Granted, the quality will cost you; the lowest MSRP is just under $1300. You can save by opting instead for the 11-87, a simplified version of the 1100 design that costs hundreds less, but there’s something to be said for getting the real deal. In-store will be less, of course, but you’re still getting one of the finest semi-auto shotguns money can buy that isn’t a Benelli.
Of all Remington guns, the two that more people own than any others are the 870 shotgun and the Model 700 rifle. The Remington 700 is now, and has always been, one of the best rifles money can buy for an affordable price.
Remington’s engineers and other staff figured out that a truly successful product requires production volume. Manufacturing processes of the day for many rifles weren’t conducive to making large numbers of guns, such as the Winchester Model 70 and it’s Mauser-derived design that required hand-fitting and extensive milling.

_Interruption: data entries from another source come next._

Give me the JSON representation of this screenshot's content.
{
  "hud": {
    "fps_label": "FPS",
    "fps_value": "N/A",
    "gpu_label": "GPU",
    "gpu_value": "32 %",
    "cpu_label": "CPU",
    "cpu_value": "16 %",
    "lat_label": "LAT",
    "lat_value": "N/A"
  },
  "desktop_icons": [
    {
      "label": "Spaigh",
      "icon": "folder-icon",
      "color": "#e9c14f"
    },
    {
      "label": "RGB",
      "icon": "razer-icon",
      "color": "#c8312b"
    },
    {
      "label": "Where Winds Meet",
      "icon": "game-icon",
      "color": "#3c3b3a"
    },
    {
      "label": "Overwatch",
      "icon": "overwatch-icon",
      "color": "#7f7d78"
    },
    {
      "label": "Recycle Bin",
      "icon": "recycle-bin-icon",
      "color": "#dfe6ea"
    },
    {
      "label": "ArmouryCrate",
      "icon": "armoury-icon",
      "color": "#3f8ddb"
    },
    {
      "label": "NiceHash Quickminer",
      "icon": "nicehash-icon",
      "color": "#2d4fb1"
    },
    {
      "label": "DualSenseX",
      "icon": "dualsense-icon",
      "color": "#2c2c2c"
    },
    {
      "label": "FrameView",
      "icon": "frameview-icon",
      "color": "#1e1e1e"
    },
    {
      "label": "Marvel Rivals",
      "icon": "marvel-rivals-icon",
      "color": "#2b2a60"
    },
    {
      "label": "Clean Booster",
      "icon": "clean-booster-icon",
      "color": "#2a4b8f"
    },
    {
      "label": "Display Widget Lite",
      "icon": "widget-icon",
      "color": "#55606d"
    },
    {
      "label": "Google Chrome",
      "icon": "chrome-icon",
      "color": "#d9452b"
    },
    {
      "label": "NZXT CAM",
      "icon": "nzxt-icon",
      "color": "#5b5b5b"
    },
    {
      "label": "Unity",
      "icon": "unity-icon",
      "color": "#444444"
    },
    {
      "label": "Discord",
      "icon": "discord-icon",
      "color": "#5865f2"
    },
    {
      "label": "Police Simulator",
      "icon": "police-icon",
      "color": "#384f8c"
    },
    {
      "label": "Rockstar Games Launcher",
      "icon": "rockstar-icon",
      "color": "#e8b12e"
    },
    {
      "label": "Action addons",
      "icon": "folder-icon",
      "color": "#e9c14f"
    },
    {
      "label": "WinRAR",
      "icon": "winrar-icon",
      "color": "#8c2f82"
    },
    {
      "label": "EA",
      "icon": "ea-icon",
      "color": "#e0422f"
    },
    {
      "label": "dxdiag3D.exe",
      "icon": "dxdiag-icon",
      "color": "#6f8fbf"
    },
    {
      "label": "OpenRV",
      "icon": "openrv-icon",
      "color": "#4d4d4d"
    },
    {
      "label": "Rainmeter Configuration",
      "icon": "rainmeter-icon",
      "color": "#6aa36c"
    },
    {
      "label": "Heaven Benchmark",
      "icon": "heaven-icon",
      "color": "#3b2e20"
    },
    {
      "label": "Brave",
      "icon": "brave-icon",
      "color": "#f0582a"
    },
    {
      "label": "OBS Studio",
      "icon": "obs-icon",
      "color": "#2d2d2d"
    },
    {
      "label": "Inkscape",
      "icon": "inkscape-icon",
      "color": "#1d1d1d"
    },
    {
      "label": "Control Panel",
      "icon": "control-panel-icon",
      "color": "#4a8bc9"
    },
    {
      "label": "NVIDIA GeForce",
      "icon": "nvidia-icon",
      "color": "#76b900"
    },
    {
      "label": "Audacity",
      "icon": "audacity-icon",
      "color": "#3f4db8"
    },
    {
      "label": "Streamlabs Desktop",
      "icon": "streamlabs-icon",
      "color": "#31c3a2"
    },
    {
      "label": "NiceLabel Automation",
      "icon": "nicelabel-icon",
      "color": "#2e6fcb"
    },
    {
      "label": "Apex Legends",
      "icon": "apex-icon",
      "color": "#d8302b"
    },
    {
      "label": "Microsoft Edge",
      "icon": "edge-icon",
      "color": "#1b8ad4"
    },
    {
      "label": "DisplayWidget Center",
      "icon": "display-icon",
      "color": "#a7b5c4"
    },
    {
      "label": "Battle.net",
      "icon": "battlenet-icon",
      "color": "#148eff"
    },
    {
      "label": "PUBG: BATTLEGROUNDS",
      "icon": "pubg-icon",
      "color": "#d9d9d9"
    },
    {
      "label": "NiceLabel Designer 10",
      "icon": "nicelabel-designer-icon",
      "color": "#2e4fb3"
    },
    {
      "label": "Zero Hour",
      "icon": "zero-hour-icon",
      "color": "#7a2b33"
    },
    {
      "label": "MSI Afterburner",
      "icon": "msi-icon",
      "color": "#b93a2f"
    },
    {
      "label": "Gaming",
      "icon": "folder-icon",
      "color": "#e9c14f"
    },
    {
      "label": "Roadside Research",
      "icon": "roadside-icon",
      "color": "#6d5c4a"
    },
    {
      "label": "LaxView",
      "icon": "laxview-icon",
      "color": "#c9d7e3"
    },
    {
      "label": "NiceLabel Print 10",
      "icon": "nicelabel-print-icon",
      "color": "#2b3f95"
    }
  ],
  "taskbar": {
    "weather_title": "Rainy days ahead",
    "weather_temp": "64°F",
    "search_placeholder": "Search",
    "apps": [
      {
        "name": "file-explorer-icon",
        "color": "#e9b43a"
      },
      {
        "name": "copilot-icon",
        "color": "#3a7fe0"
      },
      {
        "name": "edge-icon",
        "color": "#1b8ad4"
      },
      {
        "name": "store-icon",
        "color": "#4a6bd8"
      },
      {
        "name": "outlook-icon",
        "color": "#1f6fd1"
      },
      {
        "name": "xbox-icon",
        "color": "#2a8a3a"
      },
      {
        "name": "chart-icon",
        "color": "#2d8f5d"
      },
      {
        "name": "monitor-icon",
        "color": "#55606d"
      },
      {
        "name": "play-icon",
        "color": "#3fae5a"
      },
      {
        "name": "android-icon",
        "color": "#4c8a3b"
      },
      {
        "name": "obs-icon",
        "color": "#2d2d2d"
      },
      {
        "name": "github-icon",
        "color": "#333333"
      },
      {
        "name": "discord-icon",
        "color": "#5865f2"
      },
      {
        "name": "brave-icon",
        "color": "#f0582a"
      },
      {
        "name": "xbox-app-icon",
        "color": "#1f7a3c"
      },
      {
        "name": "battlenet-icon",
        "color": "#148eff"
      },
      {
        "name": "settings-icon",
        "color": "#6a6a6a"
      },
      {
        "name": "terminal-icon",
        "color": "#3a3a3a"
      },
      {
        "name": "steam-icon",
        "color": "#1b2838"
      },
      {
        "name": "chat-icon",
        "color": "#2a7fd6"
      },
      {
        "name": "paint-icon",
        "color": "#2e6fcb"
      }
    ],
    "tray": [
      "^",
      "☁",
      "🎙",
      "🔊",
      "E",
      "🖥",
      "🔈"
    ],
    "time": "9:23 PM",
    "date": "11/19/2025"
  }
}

In designing the Model 721 and 722 (long and short action length bolt-action rifles) the received was changed to a cylindrical design, which could be lathed instead of milled for cheaper and faster production. The bolt design is simplified as is the extractor in comparison with Mauser and Mauser-derived rifle designs. However, the receiver is made with the tightest possible clearances and tolerances for greater accuracy.
The result? The Remington 700 was just as accurate off the shelf as many of the much-ballyhooed Pre-’64 Model 70s despite a significantly lower asking price. This is still true today; the most affordable Remington 700 is about $300 cheaper than the least costly Model 70.
Granted, the Model 70 is the rifleman’s rifle, the closest to a custom-shop gun you get without paying custom prices…but the 700 action has also been adopted by the US military as well as others around the globe for deployment with snipers. Police snipers likewise are issued the 700 more than any other to this day. Sportsmen the world over put game in the freezer with one.
There have been some issues. The 700 was plagued by rumors of accidental discharges for years, which was denied repeatedly until the evidence was overwhelming and a recall followed, which wasn’t handled in the best manner. The issue has since been fixed and the 700 remains one of the best Remington guns available.
About The Author
Born in southeastern Washington State, Sam Hoober graduated in 2011 from Eastern Washington University. He resides in the great Inland Northwest, with his wife and child. His varied interests and hobbies include camping, fishing, hunting, and spending time at the gun range as often as possible.